→ **EXERCISE AIM**: Every line of the entries below that mentions "通讯录系统" is to be copied out.

→ **Data records**:
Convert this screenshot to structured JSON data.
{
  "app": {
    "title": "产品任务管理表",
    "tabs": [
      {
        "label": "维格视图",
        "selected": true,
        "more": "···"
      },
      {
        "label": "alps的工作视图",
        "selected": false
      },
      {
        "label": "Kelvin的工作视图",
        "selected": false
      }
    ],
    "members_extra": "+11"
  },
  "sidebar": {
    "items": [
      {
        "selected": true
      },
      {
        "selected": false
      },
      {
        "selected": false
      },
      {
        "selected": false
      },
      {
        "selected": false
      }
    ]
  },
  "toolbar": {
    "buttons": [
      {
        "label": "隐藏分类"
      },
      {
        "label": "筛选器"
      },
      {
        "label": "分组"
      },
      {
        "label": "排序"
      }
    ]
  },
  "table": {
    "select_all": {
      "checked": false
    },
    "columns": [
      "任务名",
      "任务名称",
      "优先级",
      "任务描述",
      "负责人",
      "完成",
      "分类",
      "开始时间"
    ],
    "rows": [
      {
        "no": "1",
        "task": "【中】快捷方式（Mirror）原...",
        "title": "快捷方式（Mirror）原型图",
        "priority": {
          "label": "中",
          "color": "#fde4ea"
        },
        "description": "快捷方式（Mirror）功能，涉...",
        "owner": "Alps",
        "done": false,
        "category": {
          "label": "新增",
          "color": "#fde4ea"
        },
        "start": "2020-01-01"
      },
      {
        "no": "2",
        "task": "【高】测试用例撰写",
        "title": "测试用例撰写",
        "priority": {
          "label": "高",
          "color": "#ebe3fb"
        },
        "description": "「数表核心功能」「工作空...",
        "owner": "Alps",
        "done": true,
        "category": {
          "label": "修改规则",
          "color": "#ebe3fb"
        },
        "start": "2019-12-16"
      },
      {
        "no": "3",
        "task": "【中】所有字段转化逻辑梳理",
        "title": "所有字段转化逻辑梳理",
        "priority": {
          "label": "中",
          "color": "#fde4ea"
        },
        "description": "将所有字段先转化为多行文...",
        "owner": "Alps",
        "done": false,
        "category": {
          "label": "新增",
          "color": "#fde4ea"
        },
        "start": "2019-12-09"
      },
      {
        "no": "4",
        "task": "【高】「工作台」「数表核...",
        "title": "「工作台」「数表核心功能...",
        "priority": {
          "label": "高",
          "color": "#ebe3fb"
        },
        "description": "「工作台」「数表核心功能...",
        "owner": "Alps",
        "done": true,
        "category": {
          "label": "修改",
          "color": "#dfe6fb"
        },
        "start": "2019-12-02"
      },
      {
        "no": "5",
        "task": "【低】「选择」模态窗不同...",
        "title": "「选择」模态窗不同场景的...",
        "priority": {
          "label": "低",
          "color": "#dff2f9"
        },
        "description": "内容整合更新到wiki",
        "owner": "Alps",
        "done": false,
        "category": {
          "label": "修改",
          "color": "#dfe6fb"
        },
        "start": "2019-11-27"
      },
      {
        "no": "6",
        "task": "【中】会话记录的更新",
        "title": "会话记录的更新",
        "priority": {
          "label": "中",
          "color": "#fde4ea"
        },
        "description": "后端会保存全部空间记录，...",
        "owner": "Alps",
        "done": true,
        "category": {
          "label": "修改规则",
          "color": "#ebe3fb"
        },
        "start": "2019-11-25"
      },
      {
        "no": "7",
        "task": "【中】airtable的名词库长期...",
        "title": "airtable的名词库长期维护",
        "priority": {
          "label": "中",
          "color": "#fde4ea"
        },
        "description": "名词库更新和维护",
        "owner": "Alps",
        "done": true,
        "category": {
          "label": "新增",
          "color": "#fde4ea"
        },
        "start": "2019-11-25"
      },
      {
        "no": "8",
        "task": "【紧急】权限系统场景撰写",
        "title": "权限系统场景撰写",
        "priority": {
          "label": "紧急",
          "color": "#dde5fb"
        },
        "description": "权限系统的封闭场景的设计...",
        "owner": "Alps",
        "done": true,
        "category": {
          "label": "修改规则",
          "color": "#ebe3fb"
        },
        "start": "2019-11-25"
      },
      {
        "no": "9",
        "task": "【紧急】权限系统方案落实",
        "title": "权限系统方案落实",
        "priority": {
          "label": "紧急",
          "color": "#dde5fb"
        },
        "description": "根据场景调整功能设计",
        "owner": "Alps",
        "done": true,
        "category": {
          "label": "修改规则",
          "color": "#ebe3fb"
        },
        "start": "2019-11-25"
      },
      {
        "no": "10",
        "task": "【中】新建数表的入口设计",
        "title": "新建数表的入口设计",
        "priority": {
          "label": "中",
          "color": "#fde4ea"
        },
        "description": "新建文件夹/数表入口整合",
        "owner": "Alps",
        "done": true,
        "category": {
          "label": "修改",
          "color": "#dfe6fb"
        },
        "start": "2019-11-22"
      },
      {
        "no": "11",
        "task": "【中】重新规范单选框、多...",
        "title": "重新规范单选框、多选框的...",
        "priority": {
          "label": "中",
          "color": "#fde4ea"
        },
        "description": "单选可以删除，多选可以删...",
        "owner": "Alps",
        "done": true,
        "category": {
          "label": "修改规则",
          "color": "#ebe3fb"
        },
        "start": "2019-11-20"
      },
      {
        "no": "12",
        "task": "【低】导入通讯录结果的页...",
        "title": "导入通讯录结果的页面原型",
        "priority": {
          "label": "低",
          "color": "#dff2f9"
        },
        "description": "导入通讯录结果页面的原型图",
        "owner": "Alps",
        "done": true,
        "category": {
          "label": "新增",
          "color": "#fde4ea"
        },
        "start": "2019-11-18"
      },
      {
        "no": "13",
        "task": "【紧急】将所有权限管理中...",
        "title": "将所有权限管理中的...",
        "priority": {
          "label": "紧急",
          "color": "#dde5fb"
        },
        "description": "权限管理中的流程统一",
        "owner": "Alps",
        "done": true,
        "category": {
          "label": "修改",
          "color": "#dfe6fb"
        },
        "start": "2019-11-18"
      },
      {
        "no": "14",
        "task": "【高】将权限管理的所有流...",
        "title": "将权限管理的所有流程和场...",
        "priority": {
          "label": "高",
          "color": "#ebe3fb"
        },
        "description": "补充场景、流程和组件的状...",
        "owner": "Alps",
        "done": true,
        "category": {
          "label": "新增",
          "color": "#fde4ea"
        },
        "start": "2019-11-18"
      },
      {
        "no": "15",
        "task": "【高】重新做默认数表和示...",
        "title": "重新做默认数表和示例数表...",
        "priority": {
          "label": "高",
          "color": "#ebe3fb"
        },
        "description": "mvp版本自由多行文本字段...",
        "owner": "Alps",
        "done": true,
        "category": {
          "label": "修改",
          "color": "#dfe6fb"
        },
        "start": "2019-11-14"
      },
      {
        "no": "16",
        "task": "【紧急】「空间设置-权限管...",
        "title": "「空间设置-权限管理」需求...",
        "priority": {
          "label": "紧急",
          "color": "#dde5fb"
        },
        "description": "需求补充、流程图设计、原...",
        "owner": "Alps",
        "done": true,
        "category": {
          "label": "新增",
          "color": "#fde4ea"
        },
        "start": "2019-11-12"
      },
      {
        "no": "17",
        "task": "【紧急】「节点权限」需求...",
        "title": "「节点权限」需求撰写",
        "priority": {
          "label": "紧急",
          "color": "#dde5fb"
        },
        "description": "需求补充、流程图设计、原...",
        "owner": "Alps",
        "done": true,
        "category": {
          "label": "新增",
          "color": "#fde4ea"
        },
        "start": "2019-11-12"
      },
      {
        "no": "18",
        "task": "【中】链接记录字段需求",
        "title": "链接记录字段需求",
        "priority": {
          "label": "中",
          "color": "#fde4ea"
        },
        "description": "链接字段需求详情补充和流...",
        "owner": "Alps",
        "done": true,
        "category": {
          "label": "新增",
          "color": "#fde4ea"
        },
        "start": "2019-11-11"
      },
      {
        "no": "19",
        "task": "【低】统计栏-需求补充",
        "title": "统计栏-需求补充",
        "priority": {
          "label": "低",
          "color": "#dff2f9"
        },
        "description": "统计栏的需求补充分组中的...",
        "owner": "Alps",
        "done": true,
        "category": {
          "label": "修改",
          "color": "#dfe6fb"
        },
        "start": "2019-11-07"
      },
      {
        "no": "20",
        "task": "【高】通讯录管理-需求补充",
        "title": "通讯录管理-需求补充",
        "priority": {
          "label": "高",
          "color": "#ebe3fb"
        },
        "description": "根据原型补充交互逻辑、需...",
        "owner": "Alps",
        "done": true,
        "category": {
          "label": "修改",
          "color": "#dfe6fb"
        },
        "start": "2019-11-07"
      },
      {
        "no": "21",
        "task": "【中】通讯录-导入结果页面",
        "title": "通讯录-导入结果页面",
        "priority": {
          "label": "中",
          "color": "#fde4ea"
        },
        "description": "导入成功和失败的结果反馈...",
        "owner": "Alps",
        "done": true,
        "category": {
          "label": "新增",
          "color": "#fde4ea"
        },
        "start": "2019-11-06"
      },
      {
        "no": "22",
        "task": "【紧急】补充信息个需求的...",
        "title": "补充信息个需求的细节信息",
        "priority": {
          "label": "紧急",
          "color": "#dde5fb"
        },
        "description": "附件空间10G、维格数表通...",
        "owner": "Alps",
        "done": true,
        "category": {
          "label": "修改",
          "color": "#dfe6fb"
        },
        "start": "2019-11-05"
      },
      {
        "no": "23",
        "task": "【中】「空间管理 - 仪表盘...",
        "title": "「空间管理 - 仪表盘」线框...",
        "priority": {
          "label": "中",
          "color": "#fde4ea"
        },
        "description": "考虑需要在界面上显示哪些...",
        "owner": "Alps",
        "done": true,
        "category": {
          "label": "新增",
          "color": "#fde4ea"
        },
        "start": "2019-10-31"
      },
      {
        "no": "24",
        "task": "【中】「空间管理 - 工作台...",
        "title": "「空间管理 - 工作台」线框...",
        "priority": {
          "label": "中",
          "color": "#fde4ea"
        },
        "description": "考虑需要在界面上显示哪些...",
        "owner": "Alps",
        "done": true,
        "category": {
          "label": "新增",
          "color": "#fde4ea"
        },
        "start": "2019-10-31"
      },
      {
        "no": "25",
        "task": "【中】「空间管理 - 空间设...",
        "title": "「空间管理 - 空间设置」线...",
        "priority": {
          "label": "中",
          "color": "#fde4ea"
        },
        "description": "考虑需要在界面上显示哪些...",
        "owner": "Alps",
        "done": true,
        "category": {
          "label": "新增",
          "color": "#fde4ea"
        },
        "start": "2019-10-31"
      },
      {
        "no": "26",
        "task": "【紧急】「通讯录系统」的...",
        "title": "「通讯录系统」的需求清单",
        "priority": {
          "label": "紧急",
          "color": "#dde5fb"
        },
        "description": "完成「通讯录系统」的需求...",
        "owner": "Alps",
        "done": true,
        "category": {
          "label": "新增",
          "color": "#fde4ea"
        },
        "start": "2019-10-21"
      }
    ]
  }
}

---

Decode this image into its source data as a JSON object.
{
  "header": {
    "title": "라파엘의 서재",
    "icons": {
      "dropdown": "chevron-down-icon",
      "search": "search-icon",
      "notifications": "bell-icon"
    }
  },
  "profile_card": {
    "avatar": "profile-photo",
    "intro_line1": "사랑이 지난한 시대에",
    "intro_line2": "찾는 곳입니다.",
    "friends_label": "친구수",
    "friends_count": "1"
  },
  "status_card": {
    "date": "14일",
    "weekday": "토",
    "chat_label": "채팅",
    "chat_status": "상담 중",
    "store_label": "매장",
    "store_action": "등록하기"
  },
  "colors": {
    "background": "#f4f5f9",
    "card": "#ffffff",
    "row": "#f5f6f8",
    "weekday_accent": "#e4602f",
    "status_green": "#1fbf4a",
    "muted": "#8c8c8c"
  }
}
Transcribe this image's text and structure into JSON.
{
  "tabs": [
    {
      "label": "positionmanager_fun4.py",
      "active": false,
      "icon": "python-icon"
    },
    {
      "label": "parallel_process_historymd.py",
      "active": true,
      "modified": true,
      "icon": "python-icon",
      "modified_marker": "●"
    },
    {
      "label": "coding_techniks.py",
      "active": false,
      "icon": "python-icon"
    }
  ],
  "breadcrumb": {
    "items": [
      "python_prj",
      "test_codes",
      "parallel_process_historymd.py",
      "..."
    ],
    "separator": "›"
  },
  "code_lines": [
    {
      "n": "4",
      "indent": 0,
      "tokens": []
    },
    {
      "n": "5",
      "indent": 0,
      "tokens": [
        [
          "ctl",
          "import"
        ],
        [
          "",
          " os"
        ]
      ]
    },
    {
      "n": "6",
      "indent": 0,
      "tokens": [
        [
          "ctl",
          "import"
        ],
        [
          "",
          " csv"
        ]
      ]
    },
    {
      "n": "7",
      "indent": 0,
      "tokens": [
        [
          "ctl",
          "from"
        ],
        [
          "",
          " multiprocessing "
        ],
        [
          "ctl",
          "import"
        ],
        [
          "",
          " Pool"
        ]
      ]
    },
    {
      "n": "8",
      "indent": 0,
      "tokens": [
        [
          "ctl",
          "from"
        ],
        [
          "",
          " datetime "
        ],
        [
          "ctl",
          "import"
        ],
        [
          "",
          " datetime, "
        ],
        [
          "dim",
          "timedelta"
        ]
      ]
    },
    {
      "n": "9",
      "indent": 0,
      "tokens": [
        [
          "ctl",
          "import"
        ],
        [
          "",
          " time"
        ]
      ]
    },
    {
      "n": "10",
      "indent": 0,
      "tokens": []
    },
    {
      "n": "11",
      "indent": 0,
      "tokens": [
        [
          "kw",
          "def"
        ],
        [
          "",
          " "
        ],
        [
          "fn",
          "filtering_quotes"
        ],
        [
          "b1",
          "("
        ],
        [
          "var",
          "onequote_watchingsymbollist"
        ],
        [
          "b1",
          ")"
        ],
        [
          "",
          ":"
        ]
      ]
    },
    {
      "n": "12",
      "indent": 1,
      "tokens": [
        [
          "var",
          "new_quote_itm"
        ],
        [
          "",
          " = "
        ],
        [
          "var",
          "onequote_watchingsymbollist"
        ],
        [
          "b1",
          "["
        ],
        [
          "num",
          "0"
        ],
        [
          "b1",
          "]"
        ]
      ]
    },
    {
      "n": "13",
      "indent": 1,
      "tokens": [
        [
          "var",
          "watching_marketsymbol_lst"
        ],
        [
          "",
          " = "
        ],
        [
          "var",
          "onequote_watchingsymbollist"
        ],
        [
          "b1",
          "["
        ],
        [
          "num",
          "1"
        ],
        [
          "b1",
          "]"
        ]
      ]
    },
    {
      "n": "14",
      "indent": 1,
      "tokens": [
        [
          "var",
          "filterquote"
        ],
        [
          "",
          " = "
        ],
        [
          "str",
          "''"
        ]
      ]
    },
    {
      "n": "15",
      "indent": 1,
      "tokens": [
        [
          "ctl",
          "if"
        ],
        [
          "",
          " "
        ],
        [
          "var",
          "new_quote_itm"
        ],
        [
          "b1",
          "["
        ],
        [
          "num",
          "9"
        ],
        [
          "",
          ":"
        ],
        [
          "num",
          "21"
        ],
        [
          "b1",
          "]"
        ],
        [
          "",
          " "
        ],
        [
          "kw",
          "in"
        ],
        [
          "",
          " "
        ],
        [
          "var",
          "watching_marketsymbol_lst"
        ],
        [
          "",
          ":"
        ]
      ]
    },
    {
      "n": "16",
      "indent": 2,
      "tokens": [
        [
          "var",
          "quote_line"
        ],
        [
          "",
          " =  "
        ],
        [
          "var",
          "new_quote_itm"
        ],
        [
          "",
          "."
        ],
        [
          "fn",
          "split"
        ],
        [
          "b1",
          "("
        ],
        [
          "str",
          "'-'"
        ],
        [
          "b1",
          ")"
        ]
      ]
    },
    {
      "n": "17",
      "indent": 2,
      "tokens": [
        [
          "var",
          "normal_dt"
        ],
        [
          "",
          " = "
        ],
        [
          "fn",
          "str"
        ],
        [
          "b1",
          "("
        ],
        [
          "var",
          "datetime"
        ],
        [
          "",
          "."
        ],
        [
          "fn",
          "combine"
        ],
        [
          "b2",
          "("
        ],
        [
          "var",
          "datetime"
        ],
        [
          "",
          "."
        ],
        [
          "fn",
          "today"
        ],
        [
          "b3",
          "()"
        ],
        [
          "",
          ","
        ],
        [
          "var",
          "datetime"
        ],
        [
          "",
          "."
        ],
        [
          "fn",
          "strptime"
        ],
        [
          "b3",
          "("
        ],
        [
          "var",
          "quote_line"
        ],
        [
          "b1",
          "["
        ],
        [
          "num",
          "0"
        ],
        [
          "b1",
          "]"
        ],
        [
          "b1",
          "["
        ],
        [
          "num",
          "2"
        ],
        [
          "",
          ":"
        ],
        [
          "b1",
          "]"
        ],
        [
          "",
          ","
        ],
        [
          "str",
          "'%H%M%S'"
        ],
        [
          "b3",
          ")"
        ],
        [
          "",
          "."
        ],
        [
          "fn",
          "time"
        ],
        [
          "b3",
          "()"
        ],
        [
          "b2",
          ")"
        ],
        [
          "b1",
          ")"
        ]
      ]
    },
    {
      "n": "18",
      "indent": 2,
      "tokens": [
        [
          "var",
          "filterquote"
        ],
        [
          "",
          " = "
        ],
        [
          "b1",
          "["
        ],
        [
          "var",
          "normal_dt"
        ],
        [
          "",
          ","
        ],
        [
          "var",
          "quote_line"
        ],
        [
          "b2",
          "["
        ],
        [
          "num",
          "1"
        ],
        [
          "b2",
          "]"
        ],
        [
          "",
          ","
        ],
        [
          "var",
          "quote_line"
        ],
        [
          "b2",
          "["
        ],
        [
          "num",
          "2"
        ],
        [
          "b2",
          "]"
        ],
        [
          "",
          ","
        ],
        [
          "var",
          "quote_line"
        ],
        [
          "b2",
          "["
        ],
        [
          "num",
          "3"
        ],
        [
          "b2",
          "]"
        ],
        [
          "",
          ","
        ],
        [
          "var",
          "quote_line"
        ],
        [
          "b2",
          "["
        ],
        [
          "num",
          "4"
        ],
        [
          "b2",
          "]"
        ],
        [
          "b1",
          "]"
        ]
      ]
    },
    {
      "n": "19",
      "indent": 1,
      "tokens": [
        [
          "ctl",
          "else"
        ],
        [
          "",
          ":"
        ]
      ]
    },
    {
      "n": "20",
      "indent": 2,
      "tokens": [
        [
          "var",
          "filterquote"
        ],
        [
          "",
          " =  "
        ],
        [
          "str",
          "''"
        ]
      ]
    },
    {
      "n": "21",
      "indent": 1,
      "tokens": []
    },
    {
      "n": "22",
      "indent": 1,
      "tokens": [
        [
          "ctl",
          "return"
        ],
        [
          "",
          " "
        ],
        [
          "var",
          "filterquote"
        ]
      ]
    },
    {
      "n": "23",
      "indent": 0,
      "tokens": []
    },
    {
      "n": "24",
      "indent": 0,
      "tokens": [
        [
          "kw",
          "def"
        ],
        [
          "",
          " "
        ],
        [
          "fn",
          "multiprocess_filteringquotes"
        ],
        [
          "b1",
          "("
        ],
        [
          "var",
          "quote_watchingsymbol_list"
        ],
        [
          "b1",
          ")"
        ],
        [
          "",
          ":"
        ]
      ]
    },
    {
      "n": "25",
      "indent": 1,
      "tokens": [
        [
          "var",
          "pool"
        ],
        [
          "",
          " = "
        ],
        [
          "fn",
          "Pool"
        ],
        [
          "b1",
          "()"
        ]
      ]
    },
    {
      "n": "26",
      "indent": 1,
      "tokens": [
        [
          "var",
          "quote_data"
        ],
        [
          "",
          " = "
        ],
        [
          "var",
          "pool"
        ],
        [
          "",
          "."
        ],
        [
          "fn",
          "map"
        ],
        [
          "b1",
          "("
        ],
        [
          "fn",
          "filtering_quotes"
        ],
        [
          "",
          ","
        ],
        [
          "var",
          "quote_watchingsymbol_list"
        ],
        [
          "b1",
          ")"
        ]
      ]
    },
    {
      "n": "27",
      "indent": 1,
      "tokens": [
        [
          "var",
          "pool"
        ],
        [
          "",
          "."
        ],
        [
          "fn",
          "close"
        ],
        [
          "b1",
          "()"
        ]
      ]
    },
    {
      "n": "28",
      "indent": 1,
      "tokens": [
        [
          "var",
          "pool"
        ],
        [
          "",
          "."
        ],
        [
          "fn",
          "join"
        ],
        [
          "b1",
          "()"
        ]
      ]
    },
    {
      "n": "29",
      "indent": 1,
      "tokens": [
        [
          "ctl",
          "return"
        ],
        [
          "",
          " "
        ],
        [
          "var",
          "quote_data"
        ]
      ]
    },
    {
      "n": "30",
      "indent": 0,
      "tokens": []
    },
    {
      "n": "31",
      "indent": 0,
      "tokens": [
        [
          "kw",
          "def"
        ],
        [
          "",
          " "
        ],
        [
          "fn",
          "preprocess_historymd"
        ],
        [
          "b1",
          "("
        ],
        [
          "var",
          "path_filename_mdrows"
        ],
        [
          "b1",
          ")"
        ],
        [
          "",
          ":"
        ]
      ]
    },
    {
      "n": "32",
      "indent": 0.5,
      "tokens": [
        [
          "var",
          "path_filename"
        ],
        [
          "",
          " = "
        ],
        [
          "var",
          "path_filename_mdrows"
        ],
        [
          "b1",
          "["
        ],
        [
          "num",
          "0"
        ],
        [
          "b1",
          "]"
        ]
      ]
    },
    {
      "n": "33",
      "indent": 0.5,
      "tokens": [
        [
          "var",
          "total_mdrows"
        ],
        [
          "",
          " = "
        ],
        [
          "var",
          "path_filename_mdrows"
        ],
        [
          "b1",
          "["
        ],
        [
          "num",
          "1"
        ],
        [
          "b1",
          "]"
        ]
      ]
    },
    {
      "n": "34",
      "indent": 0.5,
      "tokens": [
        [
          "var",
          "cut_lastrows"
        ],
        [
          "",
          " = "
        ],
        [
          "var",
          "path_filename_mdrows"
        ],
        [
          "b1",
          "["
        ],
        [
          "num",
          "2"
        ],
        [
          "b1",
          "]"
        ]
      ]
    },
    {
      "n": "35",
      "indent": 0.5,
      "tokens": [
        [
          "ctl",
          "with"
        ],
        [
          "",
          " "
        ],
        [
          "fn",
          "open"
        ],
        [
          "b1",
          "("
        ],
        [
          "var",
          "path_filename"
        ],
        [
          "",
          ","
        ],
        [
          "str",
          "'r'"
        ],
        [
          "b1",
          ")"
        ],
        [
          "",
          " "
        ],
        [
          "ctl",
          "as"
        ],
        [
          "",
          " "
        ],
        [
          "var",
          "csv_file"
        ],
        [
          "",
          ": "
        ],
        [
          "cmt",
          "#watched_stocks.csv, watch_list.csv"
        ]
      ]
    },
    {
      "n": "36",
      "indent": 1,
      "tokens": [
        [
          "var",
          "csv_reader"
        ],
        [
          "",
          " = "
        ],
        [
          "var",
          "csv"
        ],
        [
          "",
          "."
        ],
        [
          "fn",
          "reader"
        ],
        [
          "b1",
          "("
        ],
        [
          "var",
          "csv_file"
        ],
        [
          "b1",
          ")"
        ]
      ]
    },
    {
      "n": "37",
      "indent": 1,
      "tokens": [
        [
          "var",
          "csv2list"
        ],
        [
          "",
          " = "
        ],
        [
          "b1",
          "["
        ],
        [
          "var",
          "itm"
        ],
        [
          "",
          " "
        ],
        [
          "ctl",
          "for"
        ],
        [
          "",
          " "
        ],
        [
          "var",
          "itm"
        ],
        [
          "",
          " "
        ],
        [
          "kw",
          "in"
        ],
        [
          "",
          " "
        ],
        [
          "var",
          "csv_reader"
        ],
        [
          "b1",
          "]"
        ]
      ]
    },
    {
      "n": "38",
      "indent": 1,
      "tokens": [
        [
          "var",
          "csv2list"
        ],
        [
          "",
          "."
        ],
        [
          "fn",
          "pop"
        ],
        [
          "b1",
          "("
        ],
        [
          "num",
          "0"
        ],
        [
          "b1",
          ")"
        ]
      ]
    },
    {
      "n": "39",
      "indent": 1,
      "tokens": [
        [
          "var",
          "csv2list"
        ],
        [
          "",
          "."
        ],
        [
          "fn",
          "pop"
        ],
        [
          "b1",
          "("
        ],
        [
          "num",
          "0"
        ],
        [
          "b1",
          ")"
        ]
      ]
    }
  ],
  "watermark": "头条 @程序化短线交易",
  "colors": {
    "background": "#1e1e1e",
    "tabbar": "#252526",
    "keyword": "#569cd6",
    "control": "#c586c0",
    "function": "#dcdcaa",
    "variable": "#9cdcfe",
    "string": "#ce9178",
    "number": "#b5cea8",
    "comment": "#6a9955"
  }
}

→ **OUTPUT**:
        "task": "【紧急】「通讯录系统」的...",
        "title": "「通讯录系统」的需求清单",
        "description": "完成「通讯录系统」的需求...",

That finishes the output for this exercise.